If you skim over the previous blogs, you will see that it becomes more serious with every new attempt.
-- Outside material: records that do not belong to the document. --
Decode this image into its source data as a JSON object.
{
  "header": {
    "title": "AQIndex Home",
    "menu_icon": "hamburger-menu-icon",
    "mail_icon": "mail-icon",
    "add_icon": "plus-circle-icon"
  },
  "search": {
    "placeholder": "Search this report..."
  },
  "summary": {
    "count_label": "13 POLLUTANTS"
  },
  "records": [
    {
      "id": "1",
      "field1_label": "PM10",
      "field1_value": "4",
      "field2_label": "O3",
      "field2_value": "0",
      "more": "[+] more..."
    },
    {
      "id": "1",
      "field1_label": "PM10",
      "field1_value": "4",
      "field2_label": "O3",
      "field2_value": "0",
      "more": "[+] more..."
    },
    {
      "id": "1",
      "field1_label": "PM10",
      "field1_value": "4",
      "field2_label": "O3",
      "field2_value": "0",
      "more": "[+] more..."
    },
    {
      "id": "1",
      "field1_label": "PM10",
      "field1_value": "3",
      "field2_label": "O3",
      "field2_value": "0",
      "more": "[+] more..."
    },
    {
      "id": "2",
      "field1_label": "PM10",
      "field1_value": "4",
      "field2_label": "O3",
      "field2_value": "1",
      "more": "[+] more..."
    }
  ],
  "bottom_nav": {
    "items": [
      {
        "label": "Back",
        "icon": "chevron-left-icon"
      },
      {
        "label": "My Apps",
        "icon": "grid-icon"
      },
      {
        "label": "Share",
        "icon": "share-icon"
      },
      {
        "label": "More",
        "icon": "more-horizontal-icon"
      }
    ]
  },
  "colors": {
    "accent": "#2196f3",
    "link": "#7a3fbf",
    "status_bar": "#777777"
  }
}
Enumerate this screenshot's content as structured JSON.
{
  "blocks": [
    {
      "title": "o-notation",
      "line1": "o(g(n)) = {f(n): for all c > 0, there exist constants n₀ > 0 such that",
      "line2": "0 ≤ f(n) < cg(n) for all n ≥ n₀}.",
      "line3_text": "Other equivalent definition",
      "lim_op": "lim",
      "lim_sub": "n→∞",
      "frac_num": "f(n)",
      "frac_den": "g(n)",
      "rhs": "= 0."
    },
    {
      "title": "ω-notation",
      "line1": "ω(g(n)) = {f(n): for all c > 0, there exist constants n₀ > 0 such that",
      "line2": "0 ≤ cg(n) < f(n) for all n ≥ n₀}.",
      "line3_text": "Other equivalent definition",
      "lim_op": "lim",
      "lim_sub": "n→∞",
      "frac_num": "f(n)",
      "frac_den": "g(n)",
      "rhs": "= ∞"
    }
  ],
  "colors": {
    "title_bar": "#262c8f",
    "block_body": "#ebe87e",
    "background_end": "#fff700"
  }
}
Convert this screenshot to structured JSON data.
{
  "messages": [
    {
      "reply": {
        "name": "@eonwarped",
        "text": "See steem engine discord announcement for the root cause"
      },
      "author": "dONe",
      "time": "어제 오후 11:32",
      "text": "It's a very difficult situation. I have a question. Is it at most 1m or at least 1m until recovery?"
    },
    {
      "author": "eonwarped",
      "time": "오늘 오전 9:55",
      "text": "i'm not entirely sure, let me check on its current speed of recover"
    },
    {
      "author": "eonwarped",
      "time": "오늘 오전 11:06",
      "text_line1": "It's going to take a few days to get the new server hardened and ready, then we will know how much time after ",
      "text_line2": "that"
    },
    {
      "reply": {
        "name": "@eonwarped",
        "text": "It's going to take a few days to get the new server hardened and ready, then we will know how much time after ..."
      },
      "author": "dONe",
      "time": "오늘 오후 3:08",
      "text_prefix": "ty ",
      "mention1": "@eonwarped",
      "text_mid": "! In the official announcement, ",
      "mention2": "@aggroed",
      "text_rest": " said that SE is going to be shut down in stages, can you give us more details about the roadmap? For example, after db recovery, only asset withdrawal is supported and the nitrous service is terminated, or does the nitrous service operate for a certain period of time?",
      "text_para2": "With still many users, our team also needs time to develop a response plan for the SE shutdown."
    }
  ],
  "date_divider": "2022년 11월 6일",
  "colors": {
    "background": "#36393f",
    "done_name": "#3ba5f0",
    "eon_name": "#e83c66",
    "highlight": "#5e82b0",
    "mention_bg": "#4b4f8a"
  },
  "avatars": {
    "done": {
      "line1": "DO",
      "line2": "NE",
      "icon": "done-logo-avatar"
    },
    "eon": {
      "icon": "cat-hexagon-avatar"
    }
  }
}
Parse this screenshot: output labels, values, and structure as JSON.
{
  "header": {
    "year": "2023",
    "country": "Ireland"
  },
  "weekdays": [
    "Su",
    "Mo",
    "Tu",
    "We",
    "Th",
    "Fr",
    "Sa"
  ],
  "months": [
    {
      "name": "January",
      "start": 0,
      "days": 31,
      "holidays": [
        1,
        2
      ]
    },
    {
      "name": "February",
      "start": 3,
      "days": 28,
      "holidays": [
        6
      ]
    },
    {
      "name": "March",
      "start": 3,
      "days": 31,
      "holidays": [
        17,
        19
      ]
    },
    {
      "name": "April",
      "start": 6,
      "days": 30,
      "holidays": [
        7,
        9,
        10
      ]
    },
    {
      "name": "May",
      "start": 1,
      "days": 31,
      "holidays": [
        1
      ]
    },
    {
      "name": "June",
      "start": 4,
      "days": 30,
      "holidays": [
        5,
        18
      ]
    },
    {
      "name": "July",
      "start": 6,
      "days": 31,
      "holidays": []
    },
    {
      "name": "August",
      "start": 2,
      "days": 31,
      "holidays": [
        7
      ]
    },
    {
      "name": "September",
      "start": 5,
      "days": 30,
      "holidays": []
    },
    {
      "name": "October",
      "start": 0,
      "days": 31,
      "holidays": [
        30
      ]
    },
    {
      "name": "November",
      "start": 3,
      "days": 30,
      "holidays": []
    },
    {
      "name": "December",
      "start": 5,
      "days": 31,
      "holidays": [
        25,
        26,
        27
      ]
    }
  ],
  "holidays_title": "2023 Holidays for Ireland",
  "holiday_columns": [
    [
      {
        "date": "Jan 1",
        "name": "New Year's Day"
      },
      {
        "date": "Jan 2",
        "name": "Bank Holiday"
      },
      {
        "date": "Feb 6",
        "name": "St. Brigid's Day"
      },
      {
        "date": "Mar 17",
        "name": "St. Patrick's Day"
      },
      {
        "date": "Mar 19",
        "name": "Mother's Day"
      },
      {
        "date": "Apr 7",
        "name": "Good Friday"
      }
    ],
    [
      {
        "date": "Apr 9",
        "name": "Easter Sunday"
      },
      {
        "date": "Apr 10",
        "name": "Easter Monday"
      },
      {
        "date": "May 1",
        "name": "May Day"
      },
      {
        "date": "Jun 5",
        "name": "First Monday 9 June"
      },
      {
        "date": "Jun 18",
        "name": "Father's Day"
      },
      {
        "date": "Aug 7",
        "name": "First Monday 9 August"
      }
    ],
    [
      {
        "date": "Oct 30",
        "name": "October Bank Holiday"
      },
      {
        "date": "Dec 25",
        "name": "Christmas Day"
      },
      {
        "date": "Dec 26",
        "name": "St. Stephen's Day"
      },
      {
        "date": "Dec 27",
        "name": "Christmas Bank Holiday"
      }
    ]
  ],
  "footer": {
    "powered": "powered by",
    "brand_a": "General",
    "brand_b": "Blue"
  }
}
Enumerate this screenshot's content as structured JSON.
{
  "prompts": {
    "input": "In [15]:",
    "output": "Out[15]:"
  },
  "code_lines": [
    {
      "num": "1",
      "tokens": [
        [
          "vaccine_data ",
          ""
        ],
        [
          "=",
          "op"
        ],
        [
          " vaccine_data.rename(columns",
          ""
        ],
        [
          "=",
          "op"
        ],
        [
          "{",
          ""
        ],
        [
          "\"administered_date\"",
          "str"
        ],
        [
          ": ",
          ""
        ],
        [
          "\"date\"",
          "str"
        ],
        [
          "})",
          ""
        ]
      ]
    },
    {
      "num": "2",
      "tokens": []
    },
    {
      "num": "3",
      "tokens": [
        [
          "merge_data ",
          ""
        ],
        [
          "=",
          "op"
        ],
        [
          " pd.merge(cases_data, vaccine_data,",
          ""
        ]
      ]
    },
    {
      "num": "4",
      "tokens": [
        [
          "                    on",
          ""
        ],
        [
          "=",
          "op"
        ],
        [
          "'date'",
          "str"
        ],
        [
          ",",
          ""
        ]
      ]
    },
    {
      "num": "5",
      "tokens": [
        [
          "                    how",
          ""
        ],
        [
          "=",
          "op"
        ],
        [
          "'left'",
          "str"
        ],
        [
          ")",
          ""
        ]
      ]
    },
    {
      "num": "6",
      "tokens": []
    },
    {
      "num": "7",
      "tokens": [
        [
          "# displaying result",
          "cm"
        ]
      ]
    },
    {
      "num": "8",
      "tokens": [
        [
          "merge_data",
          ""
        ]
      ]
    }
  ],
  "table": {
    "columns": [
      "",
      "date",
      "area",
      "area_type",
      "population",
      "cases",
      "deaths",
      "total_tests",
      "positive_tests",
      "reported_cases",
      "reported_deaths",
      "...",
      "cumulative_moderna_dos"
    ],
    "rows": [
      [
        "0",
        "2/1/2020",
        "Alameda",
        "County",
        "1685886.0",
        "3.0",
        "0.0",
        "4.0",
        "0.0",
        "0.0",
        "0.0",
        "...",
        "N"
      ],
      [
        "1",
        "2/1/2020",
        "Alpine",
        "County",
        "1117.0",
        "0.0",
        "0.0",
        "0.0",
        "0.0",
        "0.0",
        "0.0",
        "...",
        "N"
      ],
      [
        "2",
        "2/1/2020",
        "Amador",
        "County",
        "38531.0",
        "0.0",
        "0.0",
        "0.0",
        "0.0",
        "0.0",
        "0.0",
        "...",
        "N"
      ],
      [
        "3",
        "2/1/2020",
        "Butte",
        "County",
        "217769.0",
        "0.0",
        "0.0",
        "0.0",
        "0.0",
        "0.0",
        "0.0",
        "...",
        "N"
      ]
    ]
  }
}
And hopefully this time it’s already at the level of seriousness that I’ll stick to it.

Crossing fingers and stopping breath for a moment I think loudly “promise to take care of this one”.

More technically, I’m just writing something to test out this new blogging platform that I choose to make my life more difficult.

In short, Welcome!